A year ago last week, Georgian troops carried out a military operation against what it called "armed subversives" infiltrating the country from Russia. The operation, in the Pankisi Gorge where Georgia's small Chechen minority lives, reportedly killed 11 people. And President Mikheil Saakashvili, then in the heat of a parliamentary election campaign with Bidzina Ivanishvili, called the alleged incursion a "provocation" by Russia aimed at influencing the vote.
But a year on, evidence has emerged to cast serious doubt on the government's original claims, and there are credible suggestions that the operation was in fact the botched result of an attempt by Saakashvili's government to train Chechen rebels to destabilize Russia. The crux of the issue seems to be, as the headline in a recent piece by Open Democracy put it, "Is Georgia a terrorist state?"
Questions about the official version of events arose soon after the events. But the really damning counterallegations came in an April report by Georgian human rights ombudsman Ucha Nanuashvili, who concluded that:
[T]he Chechens had been recruited in Europe by Georgian Interior Ministry officials, brought to Tbilisi, and trained over a period of several months in the use of weaponry with the intention of enabling them to cross the border from Georgia into Chechnya to join the ranks of the Islamic insurgency.
In addition to the young Chechens living in exile in Europe, the organizers of the operation also recruited several Kists (Georgian Chechens) from the Chechen community that has lived for several centuries in Georgia's Pankisi Gorge.
Now, RFE/RL reports in a comprehensive piece on the controversy a year on, new allegations suggest that it may have been the defense ministry, not the interior ministry, that was behind the scheme. And there are claims that the Chechens may have been intended to attack Ivanishvili himself, or to create a terror attack in Georgia that the authorities could blame him for. And it notes:
The ongoing official investigation into how, why, and by whom the Chechens were co-opted has apparently stalled, although Ivanishvili, who is now prime minister, said in late April that it would be completed "in the near future."

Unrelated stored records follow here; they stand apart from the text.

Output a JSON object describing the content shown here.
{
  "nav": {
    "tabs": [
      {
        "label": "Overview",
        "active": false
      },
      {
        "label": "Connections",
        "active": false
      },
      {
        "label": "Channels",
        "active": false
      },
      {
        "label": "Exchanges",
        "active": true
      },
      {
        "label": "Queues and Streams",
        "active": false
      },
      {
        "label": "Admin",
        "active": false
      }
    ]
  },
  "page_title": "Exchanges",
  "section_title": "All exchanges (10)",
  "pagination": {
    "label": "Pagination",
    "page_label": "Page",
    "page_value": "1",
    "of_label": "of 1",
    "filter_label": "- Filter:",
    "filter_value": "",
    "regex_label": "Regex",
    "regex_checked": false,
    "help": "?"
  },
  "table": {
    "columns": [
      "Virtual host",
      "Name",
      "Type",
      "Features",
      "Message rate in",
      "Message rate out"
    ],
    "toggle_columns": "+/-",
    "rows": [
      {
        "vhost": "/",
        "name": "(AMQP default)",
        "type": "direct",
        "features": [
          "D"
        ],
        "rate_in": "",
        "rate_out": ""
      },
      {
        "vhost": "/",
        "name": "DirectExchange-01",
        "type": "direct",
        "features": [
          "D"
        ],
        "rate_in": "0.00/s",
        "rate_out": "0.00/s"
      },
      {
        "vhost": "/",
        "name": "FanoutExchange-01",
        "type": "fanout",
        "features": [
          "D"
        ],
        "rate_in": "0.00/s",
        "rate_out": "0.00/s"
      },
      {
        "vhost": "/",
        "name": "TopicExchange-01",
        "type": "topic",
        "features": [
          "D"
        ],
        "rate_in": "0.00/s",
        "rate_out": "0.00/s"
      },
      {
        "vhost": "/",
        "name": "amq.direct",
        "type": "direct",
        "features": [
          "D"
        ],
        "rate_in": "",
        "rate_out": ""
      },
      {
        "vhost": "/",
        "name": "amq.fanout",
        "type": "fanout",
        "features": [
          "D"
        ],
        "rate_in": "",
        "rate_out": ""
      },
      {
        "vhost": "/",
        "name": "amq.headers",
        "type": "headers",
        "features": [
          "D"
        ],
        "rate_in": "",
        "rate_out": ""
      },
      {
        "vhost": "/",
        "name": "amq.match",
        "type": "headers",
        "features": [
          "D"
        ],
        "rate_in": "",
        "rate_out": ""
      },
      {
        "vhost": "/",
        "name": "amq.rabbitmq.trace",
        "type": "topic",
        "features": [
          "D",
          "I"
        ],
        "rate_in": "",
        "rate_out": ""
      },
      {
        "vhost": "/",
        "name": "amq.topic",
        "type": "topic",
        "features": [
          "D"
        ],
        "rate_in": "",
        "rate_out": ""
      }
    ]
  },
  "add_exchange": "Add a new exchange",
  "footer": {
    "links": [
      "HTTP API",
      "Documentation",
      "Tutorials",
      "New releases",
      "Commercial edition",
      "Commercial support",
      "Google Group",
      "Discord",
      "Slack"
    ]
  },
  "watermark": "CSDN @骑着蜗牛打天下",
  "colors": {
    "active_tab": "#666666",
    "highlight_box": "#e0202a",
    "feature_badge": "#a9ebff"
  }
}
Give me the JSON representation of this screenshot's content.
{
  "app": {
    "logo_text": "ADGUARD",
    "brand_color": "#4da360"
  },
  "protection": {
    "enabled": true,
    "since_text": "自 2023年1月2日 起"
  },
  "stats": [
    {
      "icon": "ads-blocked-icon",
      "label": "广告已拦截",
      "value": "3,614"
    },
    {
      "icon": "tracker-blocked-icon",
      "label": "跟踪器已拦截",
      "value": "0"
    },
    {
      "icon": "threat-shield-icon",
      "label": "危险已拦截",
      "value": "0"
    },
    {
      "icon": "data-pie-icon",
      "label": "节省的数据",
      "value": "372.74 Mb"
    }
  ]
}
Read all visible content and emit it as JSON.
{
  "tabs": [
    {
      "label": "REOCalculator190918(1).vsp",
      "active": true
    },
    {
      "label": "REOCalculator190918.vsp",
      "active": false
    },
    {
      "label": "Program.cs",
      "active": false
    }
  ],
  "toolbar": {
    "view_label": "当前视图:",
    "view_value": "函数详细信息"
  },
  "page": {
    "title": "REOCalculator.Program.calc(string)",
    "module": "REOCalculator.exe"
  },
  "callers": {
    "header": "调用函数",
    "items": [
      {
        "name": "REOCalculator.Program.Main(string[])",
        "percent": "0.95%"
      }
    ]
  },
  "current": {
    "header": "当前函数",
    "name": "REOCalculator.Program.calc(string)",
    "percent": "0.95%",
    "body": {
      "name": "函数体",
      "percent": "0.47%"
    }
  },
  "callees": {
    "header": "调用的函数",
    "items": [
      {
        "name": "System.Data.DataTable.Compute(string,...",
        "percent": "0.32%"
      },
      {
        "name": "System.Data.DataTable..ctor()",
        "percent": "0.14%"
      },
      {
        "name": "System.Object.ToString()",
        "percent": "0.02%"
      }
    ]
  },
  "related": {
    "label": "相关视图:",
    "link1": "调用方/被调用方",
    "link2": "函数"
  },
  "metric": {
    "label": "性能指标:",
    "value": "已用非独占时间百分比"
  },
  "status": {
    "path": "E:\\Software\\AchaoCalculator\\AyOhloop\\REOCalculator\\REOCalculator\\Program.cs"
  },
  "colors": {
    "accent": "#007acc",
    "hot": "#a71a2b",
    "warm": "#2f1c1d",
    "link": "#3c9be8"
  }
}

To sum up: there are credible allegations that the Georgian government recruited and trained Chechens to take part in Islamist militant movements. Obviously, there could be some political element to the allegations. But when I've asked Georgians about this, none of them say the claims are ludicrous, they tend to shrug their shoulders and say some version of "Who knows?" Why has this not been a bigger story?